• Then It Fell Apart by Moby is published by Faber Social (£14.99). To order a copy go to or call 0330 333 6846. Free UK p&p over £15, online orders only. Phone orders min p&p of £1.99


Kitty Empire

The GuardianTramp

Related Content

Article image
Paul Newman: The Extraordinary Life of an Ordinary Man review – a screen idol full of self-loathing
A painfully revealing memoir, taken from transcripts of reminiscences Newman recorded in the 1980s, lays bare a candid, complicated star

Peter Conrad

14, Nov, 2022 @7:00 AM

Article image
The Second Mountain by David Brooks review – a self-help guide to escaping the self
Brooks’s best book yet argues that we won’t find midlife satisfaction until we commit to a cause or community

Oliver Burkeman

14, May, 2019 @6:00 AM

Article image
The Drugs That Changed Our Minds by Lauren Slater – review
Twenty years after hailing antidepressants in her memoir Prozac Diary, a now jaded, sceptical Lauren Slater revisits the psychopharmacological industry – with uneven results

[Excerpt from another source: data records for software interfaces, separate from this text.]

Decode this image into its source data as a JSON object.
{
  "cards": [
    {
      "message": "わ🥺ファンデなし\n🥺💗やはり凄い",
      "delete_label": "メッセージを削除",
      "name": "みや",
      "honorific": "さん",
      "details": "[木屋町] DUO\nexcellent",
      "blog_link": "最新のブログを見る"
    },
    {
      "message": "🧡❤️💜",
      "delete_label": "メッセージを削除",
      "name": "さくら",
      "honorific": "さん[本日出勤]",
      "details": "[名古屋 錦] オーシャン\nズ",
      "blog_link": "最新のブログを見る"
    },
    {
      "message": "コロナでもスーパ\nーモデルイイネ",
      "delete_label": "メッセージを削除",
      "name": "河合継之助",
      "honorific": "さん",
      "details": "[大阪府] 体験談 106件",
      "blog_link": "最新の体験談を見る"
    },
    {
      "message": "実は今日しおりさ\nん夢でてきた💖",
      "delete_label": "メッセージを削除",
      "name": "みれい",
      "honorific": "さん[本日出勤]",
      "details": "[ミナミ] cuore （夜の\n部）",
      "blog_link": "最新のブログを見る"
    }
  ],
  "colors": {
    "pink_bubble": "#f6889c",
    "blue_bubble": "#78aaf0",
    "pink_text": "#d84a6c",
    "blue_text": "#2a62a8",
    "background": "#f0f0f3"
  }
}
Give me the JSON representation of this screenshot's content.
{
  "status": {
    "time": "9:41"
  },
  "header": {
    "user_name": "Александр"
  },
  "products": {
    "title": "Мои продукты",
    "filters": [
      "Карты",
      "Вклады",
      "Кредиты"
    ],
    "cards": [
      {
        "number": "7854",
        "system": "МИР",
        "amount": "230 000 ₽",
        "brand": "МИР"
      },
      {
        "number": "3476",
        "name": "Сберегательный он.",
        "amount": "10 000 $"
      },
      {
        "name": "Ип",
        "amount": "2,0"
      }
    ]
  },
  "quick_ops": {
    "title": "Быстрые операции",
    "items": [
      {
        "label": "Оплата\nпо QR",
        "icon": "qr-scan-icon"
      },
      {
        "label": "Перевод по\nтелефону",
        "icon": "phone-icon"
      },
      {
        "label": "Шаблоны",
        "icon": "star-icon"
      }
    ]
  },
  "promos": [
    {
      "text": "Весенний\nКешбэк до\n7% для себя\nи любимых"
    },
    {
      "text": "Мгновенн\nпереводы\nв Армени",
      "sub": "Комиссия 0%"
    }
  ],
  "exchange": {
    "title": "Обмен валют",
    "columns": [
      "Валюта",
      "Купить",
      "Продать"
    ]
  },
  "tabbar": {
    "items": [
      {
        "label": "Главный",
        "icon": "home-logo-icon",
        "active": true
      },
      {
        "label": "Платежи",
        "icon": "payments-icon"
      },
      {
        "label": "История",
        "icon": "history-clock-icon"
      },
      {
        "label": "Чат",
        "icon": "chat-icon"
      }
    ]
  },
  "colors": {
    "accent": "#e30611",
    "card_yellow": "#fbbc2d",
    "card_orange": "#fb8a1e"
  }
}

Alex Preston

01, Apr, 2018 @6:00 AM

Article image
The Hard Stuff by Wayne Kramer review – portrait of a self-saboteur
He implausibly defied drugs, detention and death – now the MC5 maverick delivers an equally uncompromising memoir

Kitty Empire

06, Aug, 2018 @6:00 AM

Article image
Autumn by Karl Ove Knausgaard – review
In his first of four seasonal reflections, Karl Ove Knausgaard drifts through autumn, still treading a fine line between the banal and the beautifully unpredictable, says Stuart Evers

Stuart Evers

21, Aug, 2017 @6:30 AM

Article image
Reporter: A Memoir by Seymour Hersh – review
US journalist Seymour Hersh recounts in fine detail the stories that made him, from the My Lai massacre to Abu Ghraib

Rachel Cooke

10, Jun, 2018 @6:00 AM

Article image
As Kingfishers Catch Fire: Books & Birds – review
Alex Preston’s literary compendium of birds, illustrated by Neil Gower, is a sumptuous labour of love

Katharine Norbury

02, Jul, 2017 @6:00 AM

Article image
The Only Girl by Robin Green – review
No areas are off limits in a vivid account of life as the only female writer on Rolling Stone magazine in the 70s

Barbara Ellen

20, Aug, 2018 @6:00 AM

Article image
Wintering review – learning to love the cold
Katherine May brings a poet’s eye to this enthralling celebration of our fallow season

Kate Kellaway

04, Feb, 2020 @7:00 AM

Article image
Free Woman review – Lessing is more
Lara Feigel’s brave midlife memoir looks to Doris Lessing as a guide to modern female emancipation

Stephanie Merritt

27, Feb, 2018 @7:00 AM